During a week of protests in Edinburgh in 2004, tribal members became local celebrities as they punctured Scottish Power’s reputation as an environmental champion with descriptions of the Klamath dams’ impacts on salmon. Embarrassed, the utility's chief executive told the protest leaders the company was open to resolving the issue, including by removing the dams. Instead, a year later Scottish Power sold PacifiCorp to Berkshire Hathaway, financier Warren Buffett’s giant holding company.
That led to three years of protests at Berkshire Hathaway’s annual meetings in Omaha, and again this fall at Berkshire Hathaway offices in six U.S. cities after PacifiCorp threatened to abandon the deal. The latest protests, combined with personal pleas from Newsom to Buffett, got PacifiCorp’s bosses at Berkshire Hathaway involved for the first time, and led to a deal.
While dam removal is the most fundamental step toward basin health, it is far from sufficient. The Klamath and its tributaries still need major commitments to habitat restoration, equitable flow allocations and water quality improvements in the upper basin.
But none of these changes are planned now. Indeed, the dam removal victory is nested within a larger basin-wide tragedy. Ten years ago, another river deal, the Klamath Basin Restoration Agreement, addressed the river’s problems on a much broader scale. It represented a stunning multi-interest compromise that fairly distributed the river’s oversubscribed resources among the basin’s varied constituents while giving salmon a reasonable chance to thrive. Congress' tea party members, who categorically disapproved of dam removals, blocked the deal — a huge opportunity missed.

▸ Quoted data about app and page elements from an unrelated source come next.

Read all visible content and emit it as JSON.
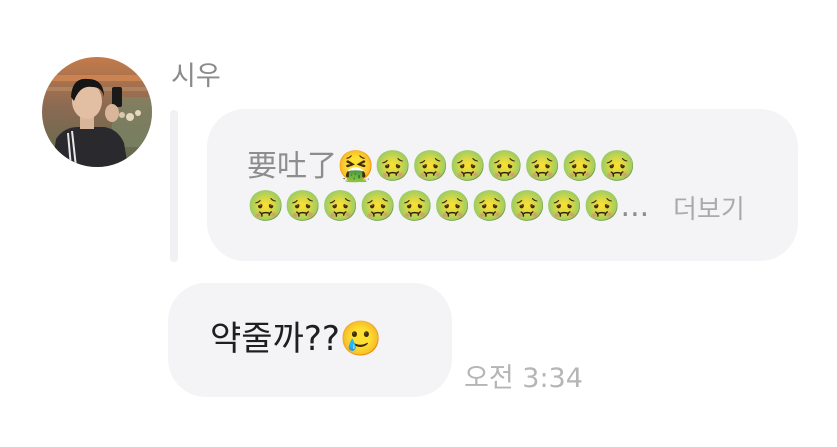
{
  "chat": {
    "sender_name": "시우",
    "quoted_message": {
      "text": "要吐了🤮🤢🤢🤢🤢🤢🤢🤢🤢🤢🤢🤢🤢🤢🤢🤢🤢🤢...",
      "more_label": "더보기"
    },
    "message": {
      "text": "약줄까??🥲"
    },
    "timestamp": "오전 3:34"
  },
  "colors": {
    "background": "#ffffff",
    "bubble": "#f4f4f6",
    "quoted_text": "#8d8d8d",
    "message_text": "#1f1f1f",
    "meta_text": "#b5b5b5"
  }
}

Even so, the demolition of the Klamath dams is a major breakthrough, possibly generating momentum for the basin’s other needed reforms. As Russell Attebery, chairman of the Karuk tribe, puts it: “We are more confident than ever that future generations of Karuk will enjoy the benefits of a restored Klamath River.”
Removal may also boost anti-dam campaigners everywhere. International Rivers, the world’s most prominent anti-dam nonprofit, calls the Klamath project “possibly the most important single initiative for river restoration anywhere and at any time.”
Jacques Leslie is a contributing writer to Opinion.
This story originally appeared in Los Angeles Times.